Latest Evolution Stories
The fossils of microscopic aquatic creatures, whose shells resemble grains of sand to the naked eye, could help shed new light on the process of evolution, according to new research published Friday in the journal Methods in Ecology & Evolution.
Peter Todd’s new book “The Individuation of God” is now available and the Asheville Jung Center looks at some of them many themes in the pages of this must own book. Asheville,
The ability to look out for predators or see a distant source of water has allowed humans to get where we are today, but how did our sense of vision evolve throughout time?
In a twist on "survival of the fittest," researchers have discovered that evolution is driven not by a single beneficial mutation but rather by a group of mutations, including ones called "genetic hitchhikers" that are simply along for the ride.
New research from two biologists at the University of Arizona and Yale suggests that evolution is not an option for species looking to cope with rising global temperatures.
A new study has shed light on the potential of birds to survive in the face of climate change.
By studying rapidly evolving bacteria as they diversify and compete under varying environmental conditions, researchers have shown that temporal niches are important to maintaining biodiversity in natural systems.
A team of international scientists has found a connection between mammals’ body size and evolutionary development, according to a new report in the journal Proceedings of the Royal Society B.
Paleontology or Palaeontology is the scientific study of prehistoric life, including the study of fossils to determine the organisms evolution and interactions with each other and their environments. Paleontological observations have been documented as far back as 5th century BC. The science became established in the 18th century as a result of Georges Cuvier’s work on comparative anatomy, and it developed quickly within the 19th century.
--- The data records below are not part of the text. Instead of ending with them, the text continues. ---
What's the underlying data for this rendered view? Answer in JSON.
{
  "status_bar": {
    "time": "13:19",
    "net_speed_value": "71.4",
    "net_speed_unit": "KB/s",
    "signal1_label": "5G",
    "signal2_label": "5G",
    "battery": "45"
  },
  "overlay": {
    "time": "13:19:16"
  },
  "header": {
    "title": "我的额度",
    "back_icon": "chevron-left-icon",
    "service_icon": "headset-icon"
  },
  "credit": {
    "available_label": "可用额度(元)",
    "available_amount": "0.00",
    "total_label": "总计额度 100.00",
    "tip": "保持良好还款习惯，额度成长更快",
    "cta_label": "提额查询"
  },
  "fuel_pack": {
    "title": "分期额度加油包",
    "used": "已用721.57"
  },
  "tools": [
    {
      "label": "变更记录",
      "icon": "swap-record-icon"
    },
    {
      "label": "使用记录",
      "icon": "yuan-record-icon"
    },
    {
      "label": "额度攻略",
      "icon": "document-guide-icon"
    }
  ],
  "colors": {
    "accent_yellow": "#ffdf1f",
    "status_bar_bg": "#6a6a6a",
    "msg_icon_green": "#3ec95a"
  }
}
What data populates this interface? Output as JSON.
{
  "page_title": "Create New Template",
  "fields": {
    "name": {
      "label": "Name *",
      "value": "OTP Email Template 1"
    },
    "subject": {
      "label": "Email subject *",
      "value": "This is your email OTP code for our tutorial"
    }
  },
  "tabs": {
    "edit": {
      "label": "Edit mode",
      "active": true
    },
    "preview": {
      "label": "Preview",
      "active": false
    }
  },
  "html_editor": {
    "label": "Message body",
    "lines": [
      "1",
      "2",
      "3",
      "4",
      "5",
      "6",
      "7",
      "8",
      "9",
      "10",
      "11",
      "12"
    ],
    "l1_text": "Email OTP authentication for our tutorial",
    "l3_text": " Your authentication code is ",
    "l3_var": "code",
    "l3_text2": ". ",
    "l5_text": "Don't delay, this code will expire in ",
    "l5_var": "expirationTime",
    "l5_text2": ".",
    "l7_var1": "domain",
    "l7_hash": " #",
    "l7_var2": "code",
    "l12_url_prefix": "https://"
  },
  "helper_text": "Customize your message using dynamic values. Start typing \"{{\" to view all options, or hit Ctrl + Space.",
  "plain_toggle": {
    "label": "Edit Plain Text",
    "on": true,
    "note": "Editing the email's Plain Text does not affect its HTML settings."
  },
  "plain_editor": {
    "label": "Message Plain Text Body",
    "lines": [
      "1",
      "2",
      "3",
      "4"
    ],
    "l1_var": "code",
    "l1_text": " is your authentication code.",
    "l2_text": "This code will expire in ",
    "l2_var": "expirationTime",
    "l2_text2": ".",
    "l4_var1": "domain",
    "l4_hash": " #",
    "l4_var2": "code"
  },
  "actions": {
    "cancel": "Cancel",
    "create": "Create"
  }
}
The term itself comes from Greek palaios, meaning...
- The abrogation of a law by a higher authority; annulment.
- In music, during the eighteenth century, a song or an instrumental piece similar to the serenade, intended for performance in the open air.